Web page and app entries:
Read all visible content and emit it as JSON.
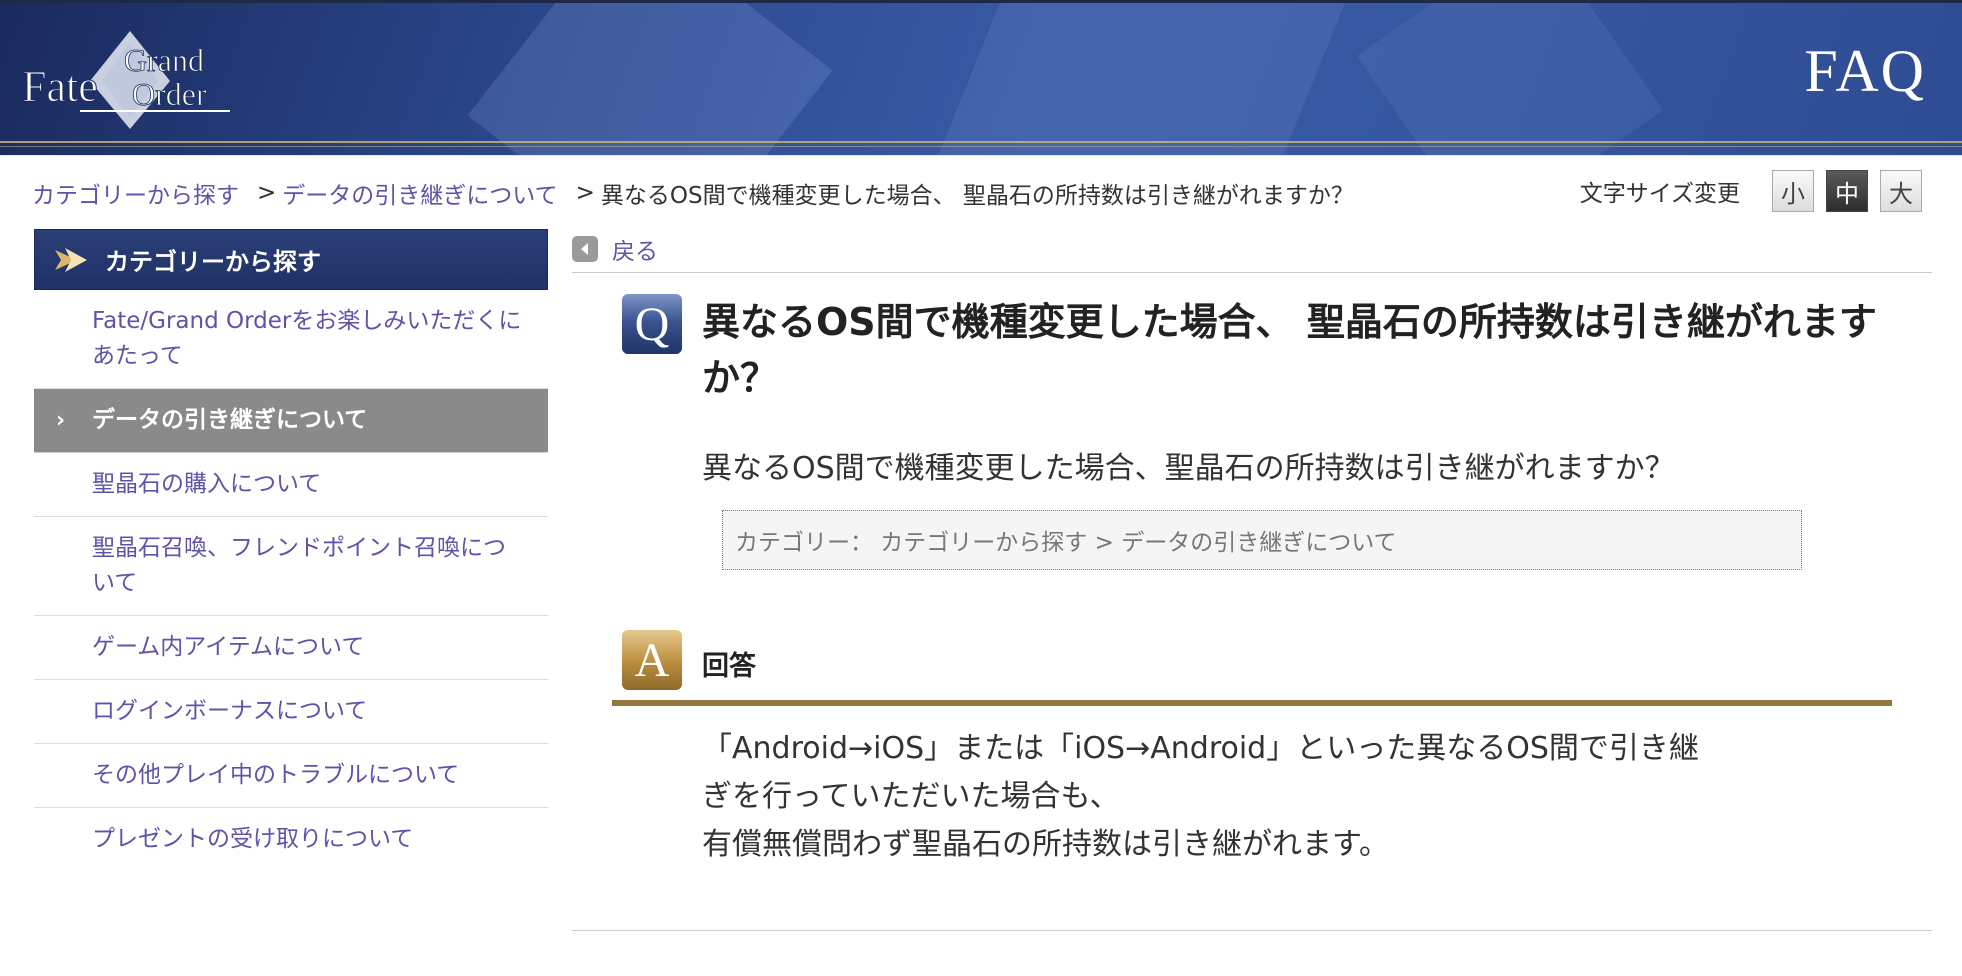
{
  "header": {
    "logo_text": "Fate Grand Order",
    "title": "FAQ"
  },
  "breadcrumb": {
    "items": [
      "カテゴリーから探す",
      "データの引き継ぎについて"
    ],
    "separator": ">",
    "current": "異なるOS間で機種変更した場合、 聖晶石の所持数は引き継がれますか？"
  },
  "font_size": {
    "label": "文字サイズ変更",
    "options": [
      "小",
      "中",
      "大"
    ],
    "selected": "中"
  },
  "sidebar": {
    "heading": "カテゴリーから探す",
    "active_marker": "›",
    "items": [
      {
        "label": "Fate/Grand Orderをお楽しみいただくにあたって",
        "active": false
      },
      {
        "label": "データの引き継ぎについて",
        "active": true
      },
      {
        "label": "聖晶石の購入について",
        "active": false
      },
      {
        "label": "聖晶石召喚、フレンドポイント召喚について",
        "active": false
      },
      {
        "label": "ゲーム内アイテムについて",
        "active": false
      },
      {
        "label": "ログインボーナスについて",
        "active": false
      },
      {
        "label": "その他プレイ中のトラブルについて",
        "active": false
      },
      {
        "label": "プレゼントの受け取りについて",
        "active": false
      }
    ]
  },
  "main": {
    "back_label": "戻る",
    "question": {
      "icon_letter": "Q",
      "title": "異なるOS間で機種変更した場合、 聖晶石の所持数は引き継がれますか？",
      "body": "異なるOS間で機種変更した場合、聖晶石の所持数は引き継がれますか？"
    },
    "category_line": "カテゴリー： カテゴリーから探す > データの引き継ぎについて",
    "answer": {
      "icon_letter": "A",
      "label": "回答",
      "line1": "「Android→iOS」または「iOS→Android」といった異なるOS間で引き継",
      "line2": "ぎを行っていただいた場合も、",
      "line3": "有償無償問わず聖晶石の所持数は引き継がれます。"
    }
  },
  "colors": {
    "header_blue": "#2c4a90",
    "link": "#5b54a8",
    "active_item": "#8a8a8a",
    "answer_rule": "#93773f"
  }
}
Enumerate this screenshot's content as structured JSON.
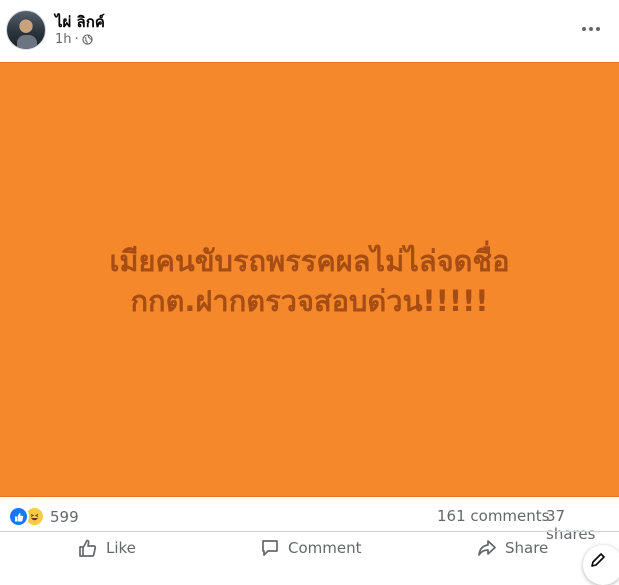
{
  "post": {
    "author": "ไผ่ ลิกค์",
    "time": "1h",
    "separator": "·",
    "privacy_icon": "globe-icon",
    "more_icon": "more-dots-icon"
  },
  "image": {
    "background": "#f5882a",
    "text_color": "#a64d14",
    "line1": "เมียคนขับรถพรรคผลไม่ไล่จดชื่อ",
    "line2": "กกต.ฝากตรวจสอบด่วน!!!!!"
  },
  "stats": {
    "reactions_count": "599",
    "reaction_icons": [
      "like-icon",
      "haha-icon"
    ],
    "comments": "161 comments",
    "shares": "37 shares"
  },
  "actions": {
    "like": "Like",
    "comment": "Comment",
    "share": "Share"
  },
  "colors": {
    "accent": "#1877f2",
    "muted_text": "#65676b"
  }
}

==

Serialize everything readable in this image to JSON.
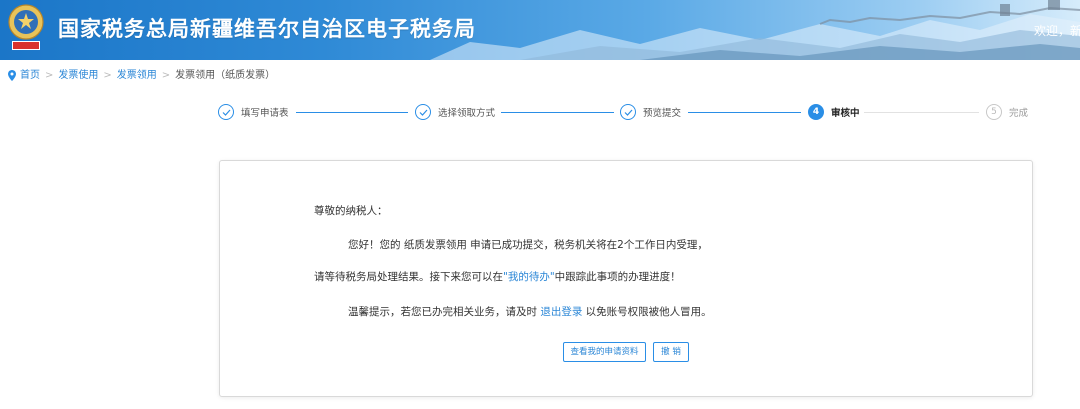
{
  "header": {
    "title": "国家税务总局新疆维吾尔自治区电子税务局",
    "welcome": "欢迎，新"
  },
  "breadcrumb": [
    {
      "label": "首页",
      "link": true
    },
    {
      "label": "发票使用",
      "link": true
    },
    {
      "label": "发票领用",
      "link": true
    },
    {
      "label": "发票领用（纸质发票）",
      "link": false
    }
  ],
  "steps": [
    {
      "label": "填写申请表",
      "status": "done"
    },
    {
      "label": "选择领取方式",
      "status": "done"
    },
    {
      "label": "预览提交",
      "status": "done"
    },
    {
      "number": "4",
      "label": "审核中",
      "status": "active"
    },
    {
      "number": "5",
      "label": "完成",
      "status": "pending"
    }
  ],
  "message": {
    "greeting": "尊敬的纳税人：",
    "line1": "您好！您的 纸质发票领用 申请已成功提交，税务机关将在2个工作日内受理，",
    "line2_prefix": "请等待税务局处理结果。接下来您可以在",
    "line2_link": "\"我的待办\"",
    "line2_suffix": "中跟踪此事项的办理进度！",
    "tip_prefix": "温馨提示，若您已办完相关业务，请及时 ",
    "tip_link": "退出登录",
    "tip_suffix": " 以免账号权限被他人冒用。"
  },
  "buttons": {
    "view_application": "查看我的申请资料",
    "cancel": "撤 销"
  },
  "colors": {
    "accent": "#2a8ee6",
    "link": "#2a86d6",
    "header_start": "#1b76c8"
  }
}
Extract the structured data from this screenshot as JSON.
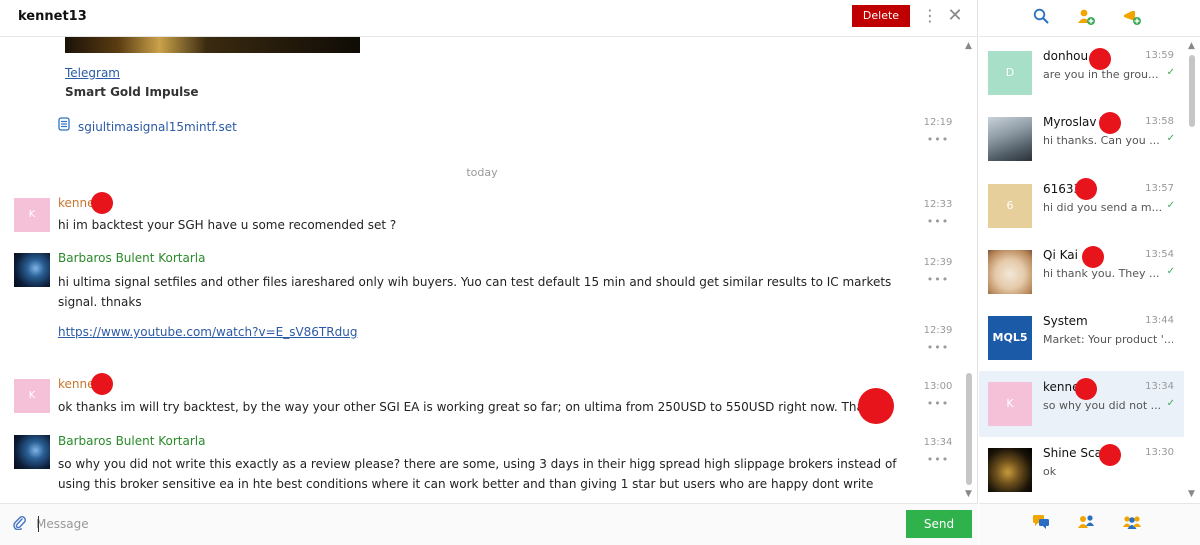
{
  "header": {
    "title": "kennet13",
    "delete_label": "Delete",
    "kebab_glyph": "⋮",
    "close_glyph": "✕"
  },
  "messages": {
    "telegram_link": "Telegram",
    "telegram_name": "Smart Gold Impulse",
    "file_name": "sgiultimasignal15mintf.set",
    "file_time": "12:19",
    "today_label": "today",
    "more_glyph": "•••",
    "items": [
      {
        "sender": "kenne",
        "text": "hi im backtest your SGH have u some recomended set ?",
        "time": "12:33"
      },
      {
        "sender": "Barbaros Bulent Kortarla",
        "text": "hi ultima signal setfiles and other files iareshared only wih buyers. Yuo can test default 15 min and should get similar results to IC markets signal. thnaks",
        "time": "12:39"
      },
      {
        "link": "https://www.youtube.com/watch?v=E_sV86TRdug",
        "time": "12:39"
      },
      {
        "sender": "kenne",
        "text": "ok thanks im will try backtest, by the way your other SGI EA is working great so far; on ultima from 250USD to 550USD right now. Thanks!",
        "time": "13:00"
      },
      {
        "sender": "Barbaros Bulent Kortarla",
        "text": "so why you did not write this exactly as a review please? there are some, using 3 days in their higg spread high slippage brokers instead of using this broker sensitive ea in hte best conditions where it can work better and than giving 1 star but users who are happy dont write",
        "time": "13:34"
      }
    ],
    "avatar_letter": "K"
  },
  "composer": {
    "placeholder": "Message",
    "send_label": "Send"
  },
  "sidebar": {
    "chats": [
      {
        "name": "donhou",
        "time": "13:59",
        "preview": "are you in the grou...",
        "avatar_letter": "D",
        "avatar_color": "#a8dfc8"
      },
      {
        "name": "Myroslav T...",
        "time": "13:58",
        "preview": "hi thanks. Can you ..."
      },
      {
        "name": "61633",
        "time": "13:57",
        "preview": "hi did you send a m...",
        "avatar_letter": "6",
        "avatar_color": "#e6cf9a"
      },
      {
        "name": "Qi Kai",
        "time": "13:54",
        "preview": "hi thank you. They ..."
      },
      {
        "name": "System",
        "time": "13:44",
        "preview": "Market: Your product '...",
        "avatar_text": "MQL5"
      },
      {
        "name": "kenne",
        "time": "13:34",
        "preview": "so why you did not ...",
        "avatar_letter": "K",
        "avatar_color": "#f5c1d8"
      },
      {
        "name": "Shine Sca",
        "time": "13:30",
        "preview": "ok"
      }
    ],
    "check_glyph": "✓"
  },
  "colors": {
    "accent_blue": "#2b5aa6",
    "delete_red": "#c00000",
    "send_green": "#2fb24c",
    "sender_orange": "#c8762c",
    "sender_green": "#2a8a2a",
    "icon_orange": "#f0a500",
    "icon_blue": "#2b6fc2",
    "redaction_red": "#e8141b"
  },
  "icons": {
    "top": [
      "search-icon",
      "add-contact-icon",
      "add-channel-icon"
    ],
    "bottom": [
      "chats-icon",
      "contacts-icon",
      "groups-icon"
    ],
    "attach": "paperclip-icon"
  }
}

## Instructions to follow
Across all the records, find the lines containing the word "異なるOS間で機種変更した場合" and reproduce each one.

## Response box
    "current": "異なるOS間で機種変更した場合、 聖晶石の所持数は引き継がれますか？"
      "title": "異なるOS間で機種変更した場合、 聖晶石の所持数は引き継がれますか？",
      "body": "異なるOS間で機種変更した場合、聖晶石の所持数は引き継がれますか？"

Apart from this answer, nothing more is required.